Cooking School alumni working with top chefs

August 07, 2017

REGISTER STAFF
NAPA VALLEY REGISTER

Several recent graduates of Napa Valley College’s Napa Valley Cooking School are giving high praise to Executive Chef Barbara Alexander for training students through a foundation in traditional culinary techniques and an eye on the future of modern culinary world.

“At the Napa Valley Cooking School we are kind of old-fashioned in a modern way,” said Alexander. “We instill great technique, attitude, values and work ethic in our students. We value tradition, creativity and passion in this age-old trade.

“We look to the future of the food service industry encompassing trends, artistic styles and other artisans — and we do it while cultivating the students’ passions. Our program is only as good as the chefs that come out of the school. We have so many students to be proud of.”

The school is in St. Helena, at the Upper Valley campus of Napa Valley College.

A sampling of students offered a taste of what “Chef B” inspires.

St. Helena native Ryan Gold graduated from the NVCS with confidence in his ability, passion for his chosen occupation and a solid job offer from Thomas Keller.

He spent the next two years working full-time in New York City at Michelin Star restaurant, Per Se, owned by Keller.

“It was a lot of fun,” said Gold, who plans to continue his love affair with food by studying food science at the University of Auckland in New Zealand, where he attended high school.

“I want to work with food systems in the United States, fixing the food problems we have right now, with food sourcing, and small farms that don’t have access to sustainable measures,” said Gold.

He said he acquired his passion for food knowledge from Chef Alexander, who inspires students to become professionals.

“I give Napa Valley Cooking School 10 out of 10 stars,” said Gold. “Especially for the cost, it is unbeatable. I’ve worked with students from all types of food schools and I teach them words that Chef B has taught us.

“The professionalism that she instills in her classroom is outstanding.
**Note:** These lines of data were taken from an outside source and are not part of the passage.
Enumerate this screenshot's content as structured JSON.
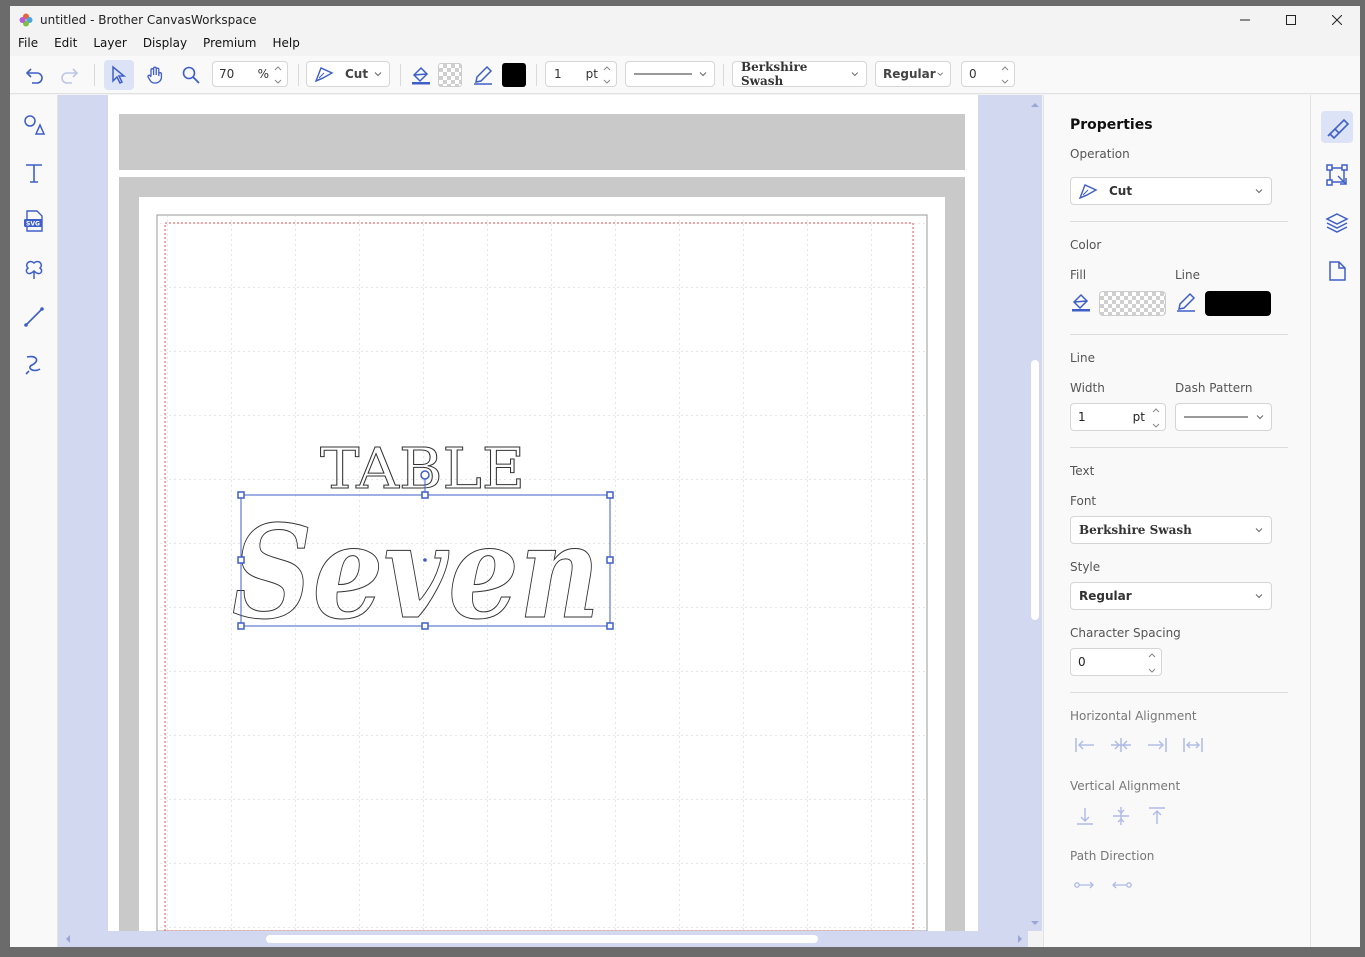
{
  "window": {
    "title": "untitled - Brother CanvasWorkspace"
  },
  "menu": {
    "items": [
      "File",
      "Edit",
      "Layer",
      "Display",
      "Premium",
      "Help"
    ]
  },
  "toolbar": {
    "zoom_value": "70",
    "zoom_unit": "%",
    "operation": "Cut",
    "line_width": "1",
    "line_width_unit": "pt",
    "font": "Berkshire Swash",
    "style": "Regular",
    "spacing": "0",
    "line_color": "#000000"
  },
  "canvas": {
    "text_top": "TABLE",
    "text_main": "Seven"
  },
  "properties": {
    "title": "Properties",
    "operation_label": "Operation",
    "operation_value": "Cut",
    "color_label": "Color",
    "fill_label": "Fill",
    "line_color_label": "Line",
    "line_section_label": "Line",
    "width_label": "Width",
    "width_value": "1",
    "width_unit": "pt",
    "dash_label": "Dash Pattern",
    "text_section_label": "Text",
    "font_label": "Font",
    "font_value": "Berkshire Swash",
    "style_label": "Style",
    "style_value": "Regular",
    "char_spacing_label": "Character Spacing",
    "char_spacing_value": "0",
    "h_align_label": "Horizontal Alignment",
    "v_align_label": "Vertical Alignment",
    "path_dir_label": "Path Direction"
  },
  "colors": {
    "accent": "#3f5fc8",
    "canvas_bg": "#d2d8ef",
    "cut_margin": "#e05050"
  }
}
She prepared me to work where I wanted to work, doing what I wanted to do. I was as prepared as I could be. I sing the school’s praises wherever I go.

Matt Jaspering didn’t know what to do after high school, wavering between college and getting a job.

He went to work for Insalata’s in his home town of San Anselmo as a prep cook. The restaurant’s head chef Taylor Carnes had graduated from Napa Valley Cooking School and saw that Matt, who was taking culinary classes at Santa Rosa Junior College, had an interest in learning more.

“I put in an application to Napa Valley Cooking School and asked Heidi Krahling, the owner of the restaurant, to give me a reference. She called Executive Chef Barbara Alexander, so I was well recommended,” he recalled.

“I took it seriously and dove right in. I love Napa, being in the food and wine and hospitality industry, amid historic Napa and St. Helena. It had some romanticism to it.”

After graduating as Class of 2016 valedictorian, Jaspering had his eyes set on Taj Compton Place Restaurant on Union Square, but an even better offer came along.

“Chef Dominique Crenn met me at the restaurant where I got to do my externship, and I worked at Michelin star, Atelier Crenn, for six months,” he said.

Matt now works at Saison in San Francisco.

Marielle Fabie, who graduated in 2012 and is currently working at Tartine Manufactory in San Francisco, credited Alexander for “setting up students for success” through a required 500-hour externship and four stages at restaurants, which is a valuable way of introducing them to chefs.

“The learning atmosphere is open, inviting, never abrasive,” she said. “You feel very comfortable, not threatened or scared. Chef B is always evolving, showing newer techniques as well as every side of the traditional. She absolutely encourages creativity.”

For example, students are each given a black box with mystery ingredients and told to “create something on the fly” within 30 minutes. “You get to show your peers what you did, you get to be excited about working with a new ingredient and you come away with a new outlook.”

Fabie, 27, graduated from the Napa Valley Cooking School and began looking for work in some of the best restaurants.

“I wanted to work in a Michelin star restaurant and was looking at the best new chefs in San Francisco and found Saison. I got halfway through my externship and they were, like, ‘You come on and work with us,’ and I stayed for two years.”

She stopped cooking for a year to go into business with a friend as a fine-dining food purveyor, but returned to cooking for two years as sous chef for Alexander’s Patisserie under Executive Pastry Chef Quentin Collignon, in downtown Mountain View.

“I had gained a lot of organizational skills and knowledge from Chef B and became a manager in the kitchen,” which led to her current job working the savory dinner service at Tartine Manufactury.

“My career has taken me to places I could never have seen or done. It’s not very glamorous but it is something I truly love to do – cooking for people, bringing people together and getting them excited to eat. There’s a story behind the connection between people and food, and I’m very happy to tell it.”